Sometimes, he looks to be the only level-headed person on the scene as he keeps his focus firmly on rugby, and Wales are fortunate to have someone with such intensity of purpose. If ever there was a time when a large portion of New Zealand hard-headedness should come in useful this is it. Some of it could well rub off on our neighbours, too.

First of all, Henry must win the battle at WRU committee level to bring in the structural changes he wants to the domestic system. He might need a megaphone to make them listen but I hope they support him. It hasn't taken him long to spot that there are too many professional players in rugby union in this country. Or, to be more accurate, that there are too many players getting paid. He is amazed that while there are only 350 professional players in New Zealand, there are thousands getting paid here without the game benefiting.
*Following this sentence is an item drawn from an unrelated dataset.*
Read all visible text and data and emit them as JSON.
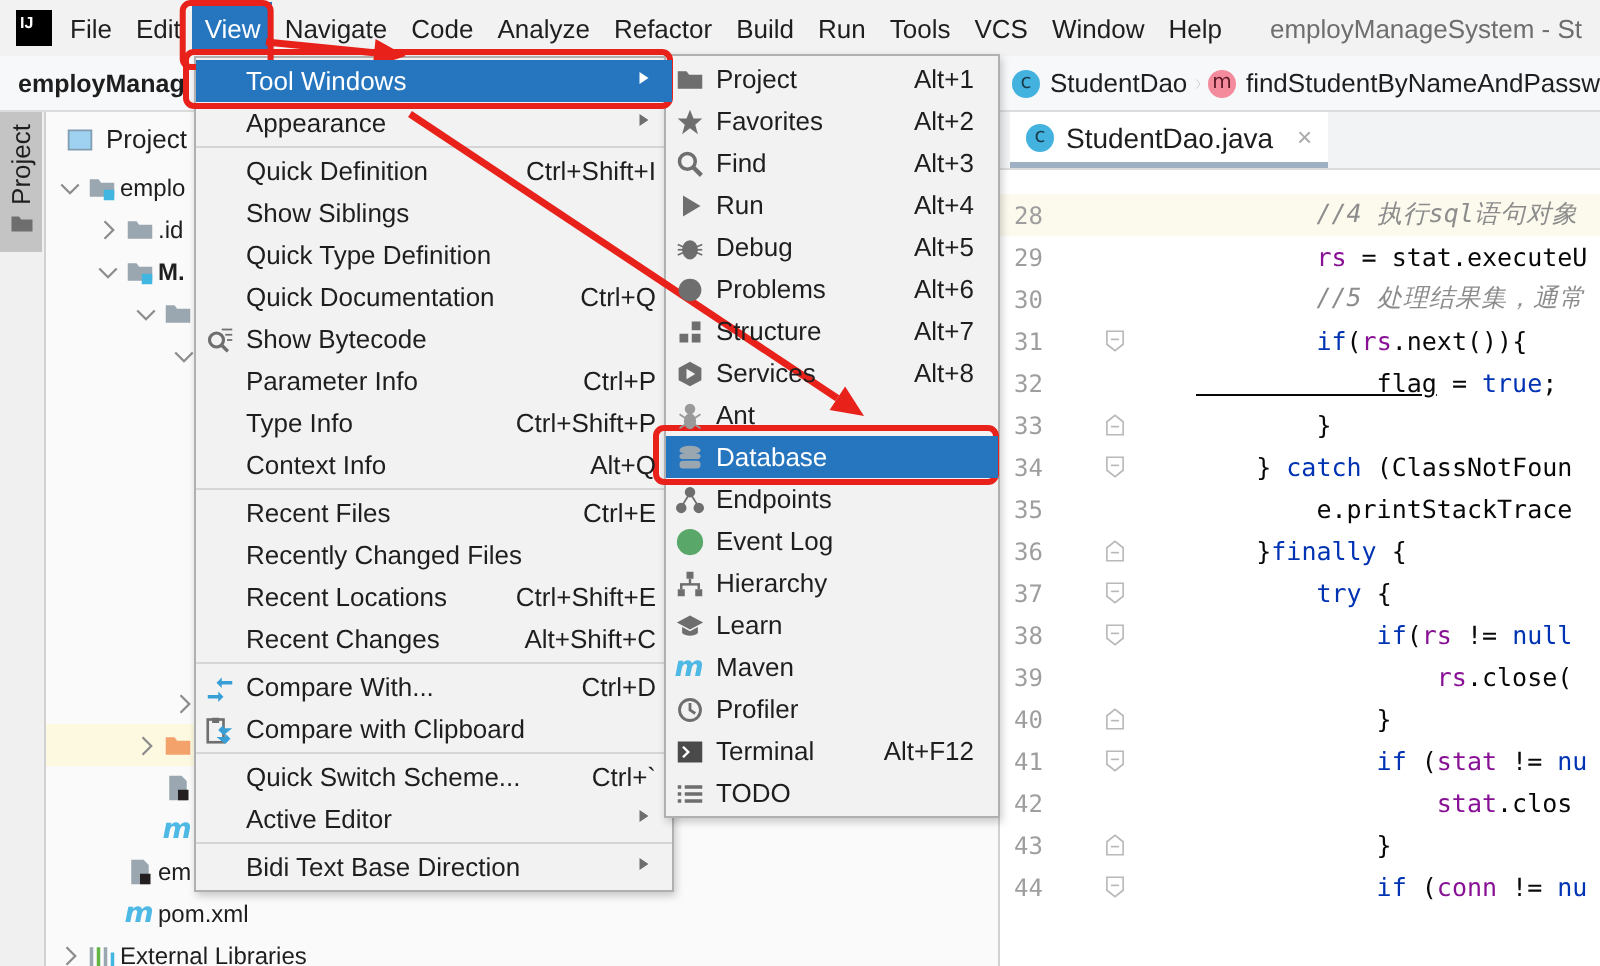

It is a view I have expressed before. I'm positive it is stifling ambition in the lower leagues. They pocket a few quid for playing for their local clubs at a comfortable level and have little incentive to try to move up.

From what I gather, Henry favours a structure with a handful of top clubs playing in a British league, supported by a semi-professional league of 16 who will feed their best players upwards. Below that would be a controlled amateur league system down to the grass roots and the schools. In other words, if you want to earn money from rugby, you've got to get yourself a place at the top.

He feels that we have good enough players but we must expose them to Super 12 strength rugby at club level in order for them to develop into crack international players. I'm very encouraged by his plans. His problem will be to get the support he needs to put it into operation. Many before him have tried but he gives the distinct impression that he won't be easy to resist.